A complete response lists each line of the data below that includes the word "this".

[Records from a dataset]
++++
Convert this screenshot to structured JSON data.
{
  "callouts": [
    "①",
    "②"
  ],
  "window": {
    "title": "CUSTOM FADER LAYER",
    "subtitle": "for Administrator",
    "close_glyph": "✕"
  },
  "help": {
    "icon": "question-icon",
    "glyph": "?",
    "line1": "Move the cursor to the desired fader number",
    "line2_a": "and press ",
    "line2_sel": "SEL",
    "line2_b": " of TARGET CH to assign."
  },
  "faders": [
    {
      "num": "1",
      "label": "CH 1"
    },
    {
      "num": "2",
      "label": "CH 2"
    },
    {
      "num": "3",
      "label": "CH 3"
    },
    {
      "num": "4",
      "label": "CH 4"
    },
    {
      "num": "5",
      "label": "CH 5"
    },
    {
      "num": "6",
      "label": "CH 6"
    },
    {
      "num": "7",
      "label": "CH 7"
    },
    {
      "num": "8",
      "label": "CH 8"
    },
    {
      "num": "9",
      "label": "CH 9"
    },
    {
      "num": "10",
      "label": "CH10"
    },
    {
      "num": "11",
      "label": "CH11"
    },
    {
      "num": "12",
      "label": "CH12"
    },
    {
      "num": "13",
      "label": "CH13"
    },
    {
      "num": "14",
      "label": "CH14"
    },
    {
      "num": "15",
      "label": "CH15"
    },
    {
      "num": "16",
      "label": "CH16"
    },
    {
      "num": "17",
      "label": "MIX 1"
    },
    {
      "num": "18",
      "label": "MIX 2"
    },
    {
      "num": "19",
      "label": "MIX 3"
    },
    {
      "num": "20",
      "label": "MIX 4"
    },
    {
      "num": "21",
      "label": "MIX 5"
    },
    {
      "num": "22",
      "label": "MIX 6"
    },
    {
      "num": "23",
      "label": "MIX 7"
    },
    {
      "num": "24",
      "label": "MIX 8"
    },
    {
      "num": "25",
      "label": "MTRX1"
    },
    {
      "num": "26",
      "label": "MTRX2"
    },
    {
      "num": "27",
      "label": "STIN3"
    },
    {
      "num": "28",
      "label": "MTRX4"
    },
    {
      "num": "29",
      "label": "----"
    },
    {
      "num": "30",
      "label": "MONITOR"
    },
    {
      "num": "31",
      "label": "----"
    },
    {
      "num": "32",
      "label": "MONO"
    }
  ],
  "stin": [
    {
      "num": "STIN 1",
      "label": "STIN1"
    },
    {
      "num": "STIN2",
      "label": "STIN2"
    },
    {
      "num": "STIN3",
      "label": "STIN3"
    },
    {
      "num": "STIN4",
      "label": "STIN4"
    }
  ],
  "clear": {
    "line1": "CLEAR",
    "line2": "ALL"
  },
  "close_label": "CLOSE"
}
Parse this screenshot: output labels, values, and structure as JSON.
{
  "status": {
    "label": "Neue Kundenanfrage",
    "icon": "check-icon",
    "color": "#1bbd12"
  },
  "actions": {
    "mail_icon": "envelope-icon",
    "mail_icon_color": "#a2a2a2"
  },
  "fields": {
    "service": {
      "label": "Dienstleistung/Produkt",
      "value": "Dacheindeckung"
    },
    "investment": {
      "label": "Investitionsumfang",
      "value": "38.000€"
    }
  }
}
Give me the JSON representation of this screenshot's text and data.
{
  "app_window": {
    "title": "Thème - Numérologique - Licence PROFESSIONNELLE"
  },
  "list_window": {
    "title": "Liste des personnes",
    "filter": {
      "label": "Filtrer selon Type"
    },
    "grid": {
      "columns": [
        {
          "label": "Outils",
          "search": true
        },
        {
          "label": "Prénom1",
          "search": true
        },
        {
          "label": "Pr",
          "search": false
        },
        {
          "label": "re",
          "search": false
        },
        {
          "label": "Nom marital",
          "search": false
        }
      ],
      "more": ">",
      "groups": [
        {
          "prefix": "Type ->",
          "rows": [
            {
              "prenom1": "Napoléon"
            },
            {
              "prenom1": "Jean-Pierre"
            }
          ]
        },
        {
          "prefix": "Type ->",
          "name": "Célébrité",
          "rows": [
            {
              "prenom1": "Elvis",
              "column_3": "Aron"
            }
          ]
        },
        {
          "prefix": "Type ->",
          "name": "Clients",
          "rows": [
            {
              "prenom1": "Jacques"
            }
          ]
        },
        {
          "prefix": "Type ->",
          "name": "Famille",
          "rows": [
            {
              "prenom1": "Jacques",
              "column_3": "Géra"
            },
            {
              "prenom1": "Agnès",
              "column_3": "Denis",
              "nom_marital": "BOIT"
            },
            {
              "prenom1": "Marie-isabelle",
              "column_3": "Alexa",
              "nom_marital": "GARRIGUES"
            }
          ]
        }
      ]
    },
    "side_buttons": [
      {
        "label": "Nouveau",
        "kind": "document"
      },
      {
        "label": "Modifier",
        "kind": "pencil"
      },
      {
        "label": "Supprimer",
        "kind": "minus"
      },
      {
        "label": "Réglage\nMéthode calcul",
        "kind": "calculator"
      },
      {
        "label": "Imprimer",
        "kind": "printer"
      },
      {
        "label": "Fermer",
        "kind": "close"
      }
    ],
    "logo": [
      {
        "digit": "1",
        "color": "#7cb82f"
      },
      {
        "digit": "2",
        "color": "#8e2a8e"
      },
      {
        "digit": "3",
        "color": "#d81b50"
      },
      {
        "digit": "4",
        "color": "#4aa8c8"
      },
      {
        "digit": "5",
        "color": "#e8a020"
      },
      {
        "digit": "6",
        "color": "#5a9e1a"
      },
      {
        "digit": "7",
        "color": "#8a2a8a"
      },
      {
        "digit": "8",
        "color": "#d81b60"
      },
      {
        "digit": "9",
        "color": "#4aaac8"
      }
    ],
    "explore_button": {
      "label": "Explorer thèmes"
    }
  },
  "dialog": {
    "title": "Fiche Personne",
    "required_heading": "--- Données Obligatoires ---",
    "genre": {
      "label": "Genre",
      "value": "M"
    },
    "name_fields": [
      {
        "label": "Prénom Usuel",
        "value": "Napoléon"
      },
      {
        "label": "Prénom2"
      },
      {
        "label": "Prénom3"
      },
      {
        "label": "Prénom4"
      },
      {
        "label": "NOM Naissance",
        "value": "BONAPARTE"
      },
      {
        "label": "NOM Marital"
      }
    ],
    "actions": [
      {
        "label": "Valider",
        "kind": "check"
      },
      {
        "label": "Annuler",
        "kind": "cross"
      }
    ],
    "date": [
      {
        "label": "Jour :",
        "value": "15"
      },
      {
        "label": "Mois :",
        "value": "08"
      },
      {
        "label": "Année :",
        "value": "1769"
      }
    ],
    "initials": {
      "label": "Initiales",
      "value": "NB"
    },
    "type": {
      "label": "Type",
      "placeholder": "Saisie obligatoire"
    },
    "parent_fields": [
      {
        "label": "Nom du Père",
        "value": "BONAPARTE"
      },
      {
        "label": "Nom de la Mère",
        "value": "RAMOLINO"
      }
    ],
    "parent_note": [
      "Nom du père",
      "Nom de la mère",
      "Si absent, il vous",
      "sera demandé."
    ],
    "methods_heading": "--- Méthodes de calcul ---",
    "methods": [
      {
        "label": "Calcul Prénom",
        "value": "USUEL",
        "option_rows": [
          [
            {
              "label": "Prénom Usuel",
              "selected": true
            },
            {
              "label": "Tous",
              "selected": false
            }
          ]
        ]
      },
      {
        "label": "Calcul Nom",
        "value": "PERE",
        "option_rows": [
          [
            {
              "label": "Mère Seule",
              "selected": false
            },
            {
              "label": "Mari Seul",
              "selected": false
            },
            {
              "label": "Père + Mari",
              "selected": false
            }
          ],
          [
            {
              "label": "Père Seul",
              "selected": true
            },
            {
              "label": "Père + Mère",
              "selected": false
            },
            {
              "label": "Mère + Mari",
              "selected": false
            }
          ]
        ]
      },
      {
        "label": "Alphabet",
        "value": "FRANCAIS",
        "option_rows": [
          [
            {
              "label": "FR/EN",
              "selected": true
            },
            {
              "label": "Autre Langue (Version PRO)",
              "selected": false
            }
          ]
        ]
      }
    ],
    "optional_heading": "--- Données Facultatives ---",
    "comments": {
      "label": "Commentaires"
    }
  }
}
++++
[Task result]
Convert this screenshot to structured JSON data.
Parse this screenshot: output labels, values, and structure as JSON.
Give me the JSON representation of this screenshot's text and data.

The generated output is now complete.